"The same footage then shows Mr Corbyn returning to coach H and taking a seat there, with the help of the onboard crew, around 45 minutes into the journey and over two hours before the train reached Newcastle.

"Mr Corbyn’s team carried out their filming around 30 minutes into the journey. There were also additional empty seats on the train (the 11am departure from King’s Cross) which appear from CCTV to have been reserved but not taken, so they were also available for other passengers to sit on."

A Virgin spokesperson commented: “We have to take issue with the idea that Mr Corbyn wasn’t able to be seated on the service, as this clearly wasn’t the case.

A spokesman for the Corbyn campaign told BuzzFeed News that the footage was a “lie”, and that Corbyn had given up his seat for a woman to take his place, and that “other people” had also sat in the aisles.

Owen Smith, Corbyn's leadership rival, tried a joke:

But a passenger on the train supported Corbyn's version of events.

Both Virgin Trains and the Corbyn campaign have been contacted for further comment.

UPDATE 17:07

A spokesperson for the Jeremy for Labour campaign commented:

“When Jeremy boarded the train he was unable to find unreserved seats, so he sat with other passengers in the corridor who were also unable to find a seat. 

"Later in the journey, seats became available after a family were upgraded to first class, and Jeremy and the team he was travelling with were offered the seats by a very helpful member of staff.

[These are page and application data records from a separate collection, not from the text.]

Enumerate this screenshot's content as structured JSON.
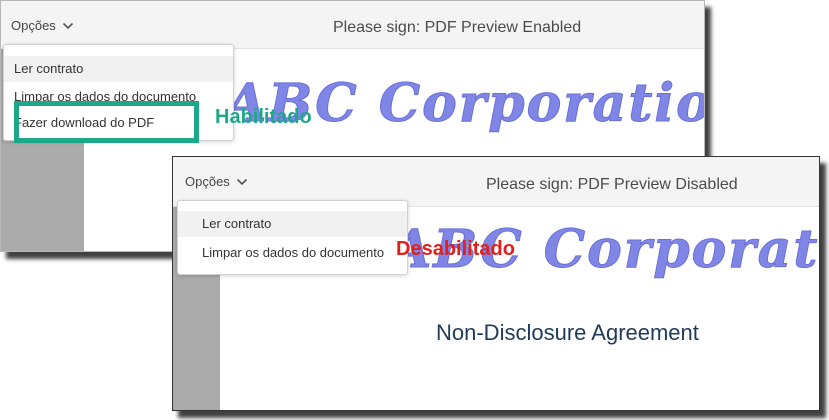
{
  "enabled_window": {
    "options_label": "Opções",
    "title": "Please sign: PDF Preview Enabled",
    "menu": [
      "Ler contrato",
      "Limpar os dados do documento",
      "Fazer download do PDF"
    ],
    "logo_text": "ABC Corporation",
    "callout": "Habilitado"
  },
  "disabled_window": {
    "options_label": "Opções",
    "title": "Please sign: PDF Preview Disabled",
    "menu": [
      "Ler contrato",
      "Limpar os dados do documento"
    ],
    "logo_text": "ABC Corporation",
    "doc_heading": "Non-Disclosure Agreement",
    "callout": "Desabilitado"
  },
  "colors": {
    "enabled_accent": "#1ea88a",
    "disabled_accent": "#e0201b",
    "logo": "#7f86e6",
    "heading": "#1f3a5a",
    "sidebar": "#ababab"
  },
  "icons": {
    "options_chevron": "chevron-down-icon"
  }
}
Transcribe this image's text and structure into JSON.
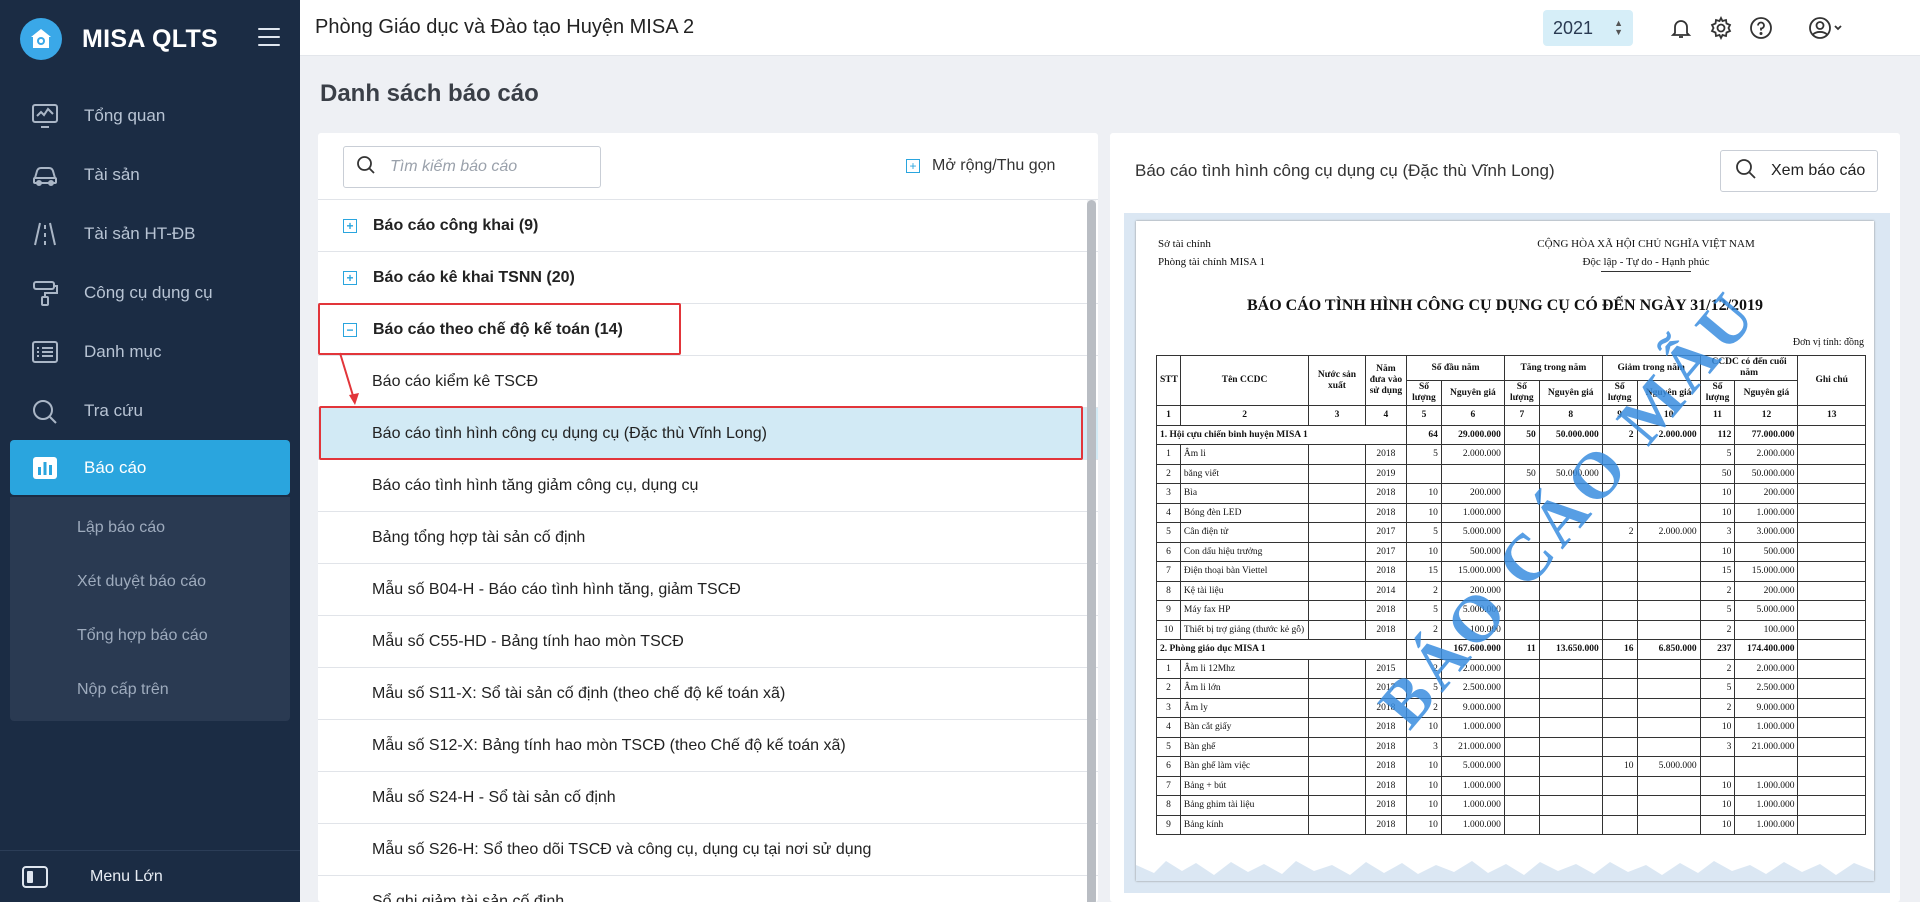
{
  "app": {
    "name": "MISA QLTS"
  },
  "sidebar": {
    "items": [
      {
        "label": "Tổng quan",
        "icon": "dashboard-icon"
      },
      {
        "label": "Tài sản",
        "icon": "car-icon"
      },
      {
        "label": "Tài sản HT-ĐB",
        "icon": "road-icon"
      },
      {
        "label": "Công cụ dụng cụ",
        "icon": "paint-roller-icon"
      },
      {
        "label": "Danh mục",
        "icon": "list-icon"
      },
      {
        "label": "Tra cứu",
        "icon": "search-icon"
      },
      {
        "label": "Báo cáo",
        "icon": "chart-icon",
        "active": true
      }
    ],
    "subitems": [
      {
        "label": "Lập báo cáo"
      },
      {
        "label": "Xét duyệt báo cáo"
      },
      {
        "label": "Tổng hợp báo cáo"
      },
      {
        "label": "Nộp cấp trên"
      }
    ],
    "bottom_label": "Menu Lớn"
  },
  "header": {
    "org_title": "Phòng Giáo dục và Đào tạo Huyện MISA 2",
    "year": "2021"
  },
  "page": {
    "title": "Danh sách báo cáo"
  },
  "left": {
    "search_placeholder": "Tìm kiếm báo cáo",
    "expand_label": "Mở rộng/Thu gọn",
    "groups": [
      {
        "label": "Báo cáo công khai (9)",
        "expanded": false
      },
      {
        "label": "Báo cáo kê khai TSNN (20)",
        "expanded": false
      },
      {
        "label": "Báo cáo theo chế độ kế toán (14)",
        "expanded": true
      }
    ],
    "children": [
      {
        "label": "Báo cáo kiểm kê TSCĐ"
      },
      {
        "label": "Báo cáo tình hình công cụ dụng cụ (Đặc thù Vĩnh Long)",
        "selected": true
      },
      {
        "label": "Báo cáo tình hình tăng giảm công cụ, dụng cụ"
      },
      {
        "label": "Bảng tổng hợp tài sản cố định"
      },
      {
        "label": "Mẫu số B04-H - Báo cáo tình hình tăng, giảm TSCĐ"
      },
      {
        "label": "Mẫu số C55-HD - Bảng tính hao mòn TSCĐ"
      },
      {
        "label": "Mẫu số S11-X: Sổ tài sản cố định (theo chế độ kế toán xã)"
      },
      {
        "label": "Mẫu số S12-X: Bảng tính hao mòn TSCĐ (theo Chế độ kế toán xã)"
      },
      {
        "label": "Mẫu số S24-H - Sổ tài sản cố định"
      },
      {
        "label": "Mẫu số S26-H: Sổ theo dõi TSCĐ và công cụ, dụng cụ tại nơi sử dụng"
      },
      {
        "label": "Sổ ghi giảm tài sản cố định"
      }
    ]
  },
  "right": {
    "title": "Báo cáo tình hình công cụ dụng cụ (Đặc thù Vĩnh Long)",
    "view_button": "Xem báo cáo",
    "doc": {
      "org_line1": "Sở tài chính",
      "org_line2": "Phòng tài chính MISA 1",
      "nation_line1": "CỘNG HÒA XÃ HỘI CHỦ NGHĨA VIỆT NAM",
      "nation_line2": "Độc lập - Tự do - Hạnh phúc",
      "title": "BÁO CÁO TÌNH HÌNH CÔNG CỤ DỤNG CỤ CÓ ĐẾN NGÀY 31/12/2019",
      "unit": "Đơn vị tính: đồng",
      "watermark": "BÁO CÁO MẪU",
      "headers": {
        "stt": "STT",
        "ten": "Tên CCDC",
        "nuoc": "Nước sản xuất",
        "nam": "Năm đưa vào sử dụng",
        "dau_nam": "Số đầu năm",
        "tang": "Tăng trong năm",
        "giam": "Giảm trong năm",
        "cuoi_nam": "CCDC có đến cuối năm",
        "so_luong": "Số lượng",
        "nguyen_gia": "Nguyên giá",
        "ghi_chu": "Ghi chú"
      },
      "col_numbers": [
        "1",
        "2",
        "3",
        "4",
        "5",
        "6",
        "7",
        "8",
        "9",
        "10",
        "11",
        "12",
        "13"
      ],
      "rows": [
        {
          "group": true,
          "cells": [
            "1. Hội cựu chiến binh huyện MISA 1",
            "",
            "",
            "",
            "64",
            "29.000.000",
            "50",
            "50.000.000",
            "2",
            "2.000.000",
            "112",
            "77.000.000",
            ""
          ]
        },
        {
          "cells": [
            "1",
            "Âm li",
            "",
            "2018",
            "5",
            "2.000.000",
            "",
            "",
            "",
            "",
            "5",
            "2.000.000",
            ""
          ]
        },
        {
          "cells": [
            "2",
            "băng viết",
            "",
            "2019",
            "",
            "",
            "50",
            "50.000.000",
            "",
            "",
            "50",
            "50.000.000",
            ""
          ]
        },
        {
          "cells": [
            "3",
            "Bìa",
            "",
            "2018",
            "10",
            "200.000",
            "",
            "",
            "",
            "",
            "10",
            "200.000",
            ""
          ]
        },
        {
          "cells": [
            "4",
            "Bóng đèn LED",
            "",
            "2018",
            "10",
            "1.000.000",
            "",
            "",
            "",
            "",
            "10",
            "1.000.000",
            ""
          ]
        },
        {
          "cells": [
            "5",
            "Cân điện tử",
            "",
            "2017",
            "5",
            "5.000.000",
            "",
            "",
            "2",
            "2.000.000",
            "3",
            "3.000.000",
            ""
          ]
        },
        {
          "cells": [
            "6",
            "Con dấu hiệu trưởng",
            "",
            "2017",
            "10",
            "500.000",
            "",
            "",
            "",
            "",
            "10",
            "500.000",
            ""
          ]
        },
        {
          "cells": [
            "7",
            "Điện thoại bàn Viettel",
            "",
            "2018",
            "15",
            "15.000.000",
            "",
            "",
            "",
            "",
            "15",
            "15.000.000",
            ""
          ]
        },
        {
          "cells": [
            "8",
            "Kệ tài liệu",
            "",
            "2014",
            "2",
            "200.000",
            "",
            "",
            "",
            "",
            "2",
            "200.000",
            ""
          ]
        },
        {
          "cells": [
            "9",
            "Máy fax HP",
            "",
            "2018",
            "5",
            "5.000.000",
            "",
            "",
            "",
            "",
            "5",
            "5.000.000",
            ""
          ]
        },
        {
          "cells": [
            "10",
            "Thiết bị trợ giảng (thước kẻ gỗ)",
            "",
            "2018",
            "2",
            "100.000",
            "",
            "",
            "",
            "",
            "2",
            "100.000",
            ""
          ]
        },
        {
          "group": true,
          "cells": [
            "2. Phòng giáo dục MISA 1",
            "",
            "",
            "",
            "",
            "167.600.000",
            "11",
            "13.650.000",
            "16",
            "6.850.000",
            "237",
            "174.400.000",
            ""
          ]
        },
        {
          "cells": [
            "1",
            "Âm li 12Mhz",
            "",
            "2015",
            "2",
            "2.000.000",
            "",
            "",
            "",
            "",
            "2",
            "2.000.000",
            ""
          ]
        },
        {
          "cells": [
            "2",
            "Âm li lớn",
            "",
            "2017",
            "5",
            "2.500.000",
            "",
            "",
            "",
            "",
            "5",
            "2.500.000",
            ""
          ]
        },
        {
          "cells": [
            "3",
            "Âm ly",
            "",
            "2018",
            "2",
            "9.000.000",
            "",
            "",
            "",
            "",
            "2",
            "9.000.000",
            ""
          ]
        },
        {
          "cells": [
            "4",
            "Bàn cắt giấy",
            "",
            "2018",
            "10",
            "1.000.000",
            "",
            "",
            "",
            "",
            "10",
            "1.000.000",
            ""
          ]
        },
        {
          "cells": [
            "5",
            "Bàn ghế",
            "",
            "2018",
            "3",
            "21.000.000",
            "",
            "",
            "",
            "",
            "3",
            "21.000.000",
            ""
          ]
        },
        {
          "cells": [
            "6",
            "Bàn ghế làm việc",
            "",
            "2018",
            "10",
            "5.000.000",
            "",
            "",
            "10",
            "5.000.000",
            "",
            "",
            ""
          ]
        },
        {
          "cells": [
            "7",
            "Bảng + bút",
            "",
            "2018",
            "10",
            "1.000.000",
            "",
            "",
            "",
            "",
            "10",
            "1.000.000",
            ""
          ]
        },
        {
          "cells": [
            "8",
            "Bảng ghim tài liệu",
            "",
            "2018",
            "10",
            "1.000.000",
            "",
            "",
            "",
            "",
            "10",
            "1.000.000",
            ""
          ]
        },
        {
          "cells": [
            "9",
            "Bảng kính",
            "",
            "2018",
            "10",
            "1.000.000",
            "",
            "",
            "",
            "",
            "10",
            "1.000.000",
            ""
          ]
        }
      ]
    }
  },
  "colors": {
    "sidebar_bg": "#1b2c44",
    "accent": "#2aa5de",
    "selected_row": "#d2eaf5",
    "highlight": "#e2353a",
    "watermark": "#3a8ee0"
  }
}
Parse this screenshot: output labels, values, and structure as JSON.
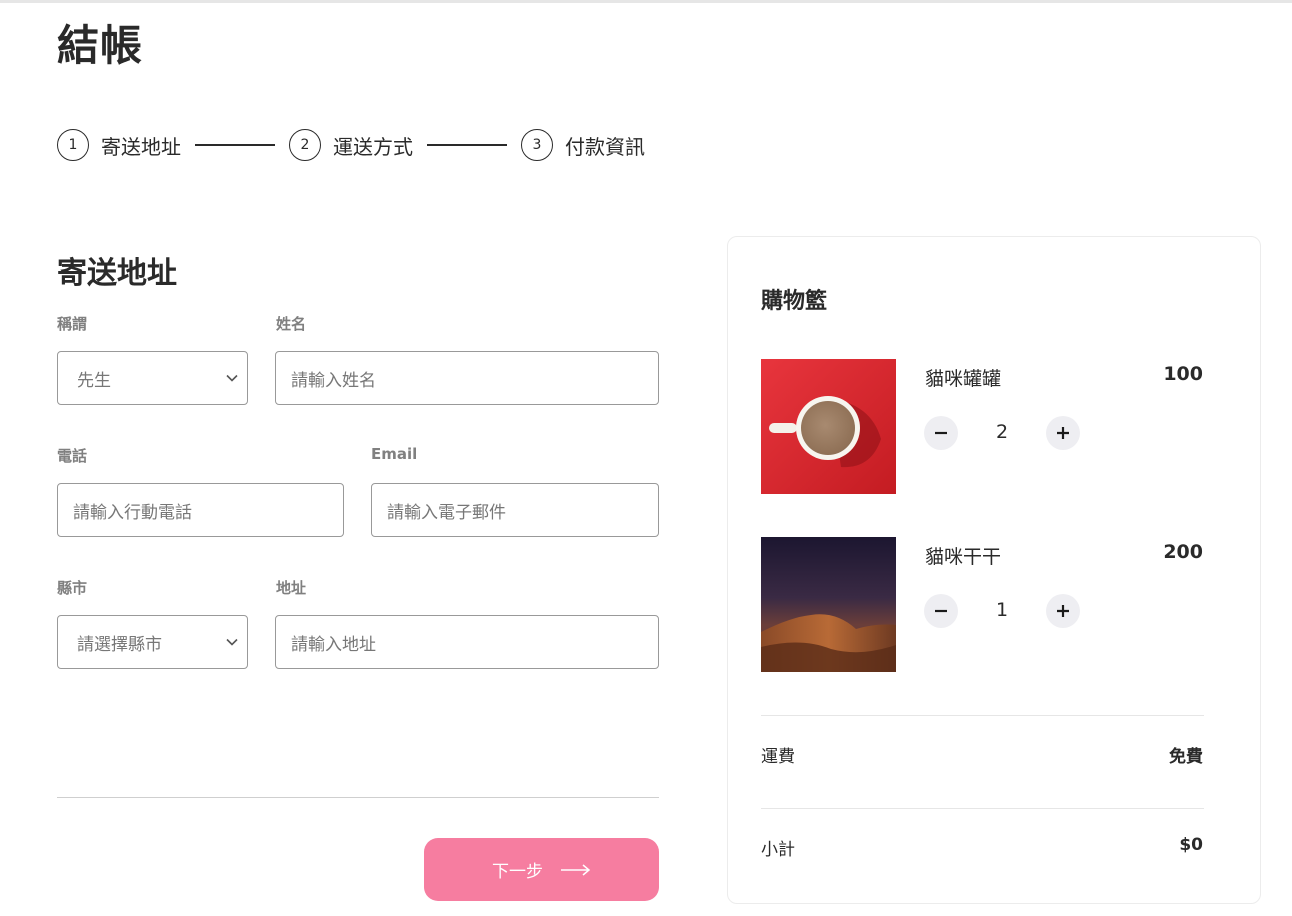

"Passengers across Britain will have been in similar situations on overcrowded, expensive trains. That is why our policy to bring the trains back into public ownership, as part of a plan to rebuild and transform Britain, is so popular with passengers and rail workers.”

A few testimonies from passengers who had their photos taken with Corbyn on the floor can be found here